"Historically, we never have had an opening prayer or a pledge. It's never been discussed, it's never been an issue," Stevenson said. "No one has an objection either way; it's something that's never been done or discussed."
"We don't open with a prayer, but we do plenty of praying on some of the issues that come up," Commissioner J. Dell Holbrook joked.
Fruit Heights Mayor Blaine Nelson said the ACLU's letter was referred to city attorney Gary Sargent, who advised the council the court ruling applies only to Salt Lake City and not to Davis County, unless an appeals court upholds and broadens it.
The ACLU's opinion that the decision is binding on other municipal bodies is premature and an advocacy position, Sargent advised the council.
"We have an obligation not to impose religion on our citizens," Nelson said. "I feel strongly that government should stay out of religion. But you can't keep religion out of government because you can't ask the people involved in government to leave their religious convictions behind them when they come into it."
Nelson said the council didn't take a vote, simply reached a consensus based on its discussion. Citizens attending the meeting upheld the decision, he said.
"I feel I've lost some freedom, some freedom of speech. Prayer isn't really the issue here," Howard said.
"It's restricting our freedom of speech at a public meeting. We have an outside body now dictating what we can or can't say in our public meeting," Howard said.
His council, too, discussed the issue briefly and decided to continue its current practice. By chance, a public hearing on a rezoning request on the agenda packed the council chambers with city residents and Howard said they support the council's decision.
"We don't put an invocation or prayer on the agenda. We haven't for a couple of years. But we have a council member or city staff member or someone else open the meeting.
"Most of the time, 75 or 85 percent of the time, it's with the pledge of allegiance. But it could be a prayer or whatever the person wants. They could read a selection of poetry if they want, or just have a moment of silence," Howard said.
"It really rankled a lot of people," Barton said of his fellow council members from Centerville. "It's outrageous, in our opinion. It's our belief that it's our right to continue the practice of opening with an invocation and we're going to do so."
In other cities across Davis County:
- Sunset: Mayor Norm Sant discussed the ACLU letter at a City Council meeting on March 17. Sant said Sunset will continue prayers unless a court orders the city to cease.
- Clearfield: For the time being, the City Council voted 4-1 to continue the practice of prayer before all council meetings.

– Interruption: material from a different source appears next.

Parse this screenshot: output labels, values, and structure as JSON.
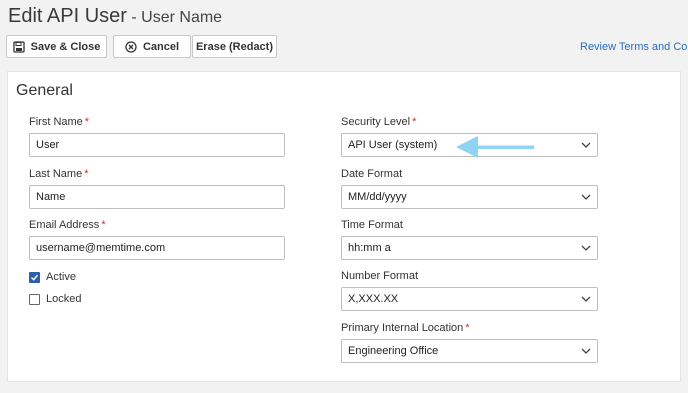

- Syracuse: The issue hasn't been addressed by the council yet. The council's last meeting opened with a prayer.
- Clinton: The City Council has not addressed the issue yet.
- West Point: The City Council has not had a meeting to address the issue since the prayer controversy started.
- Layton: Mayor James Layton said the City Council has no current plans to address the prayer issue. Its March 19 meeting included an opening prayer as usual.
Staff writer Lynn Arave contributed to this story.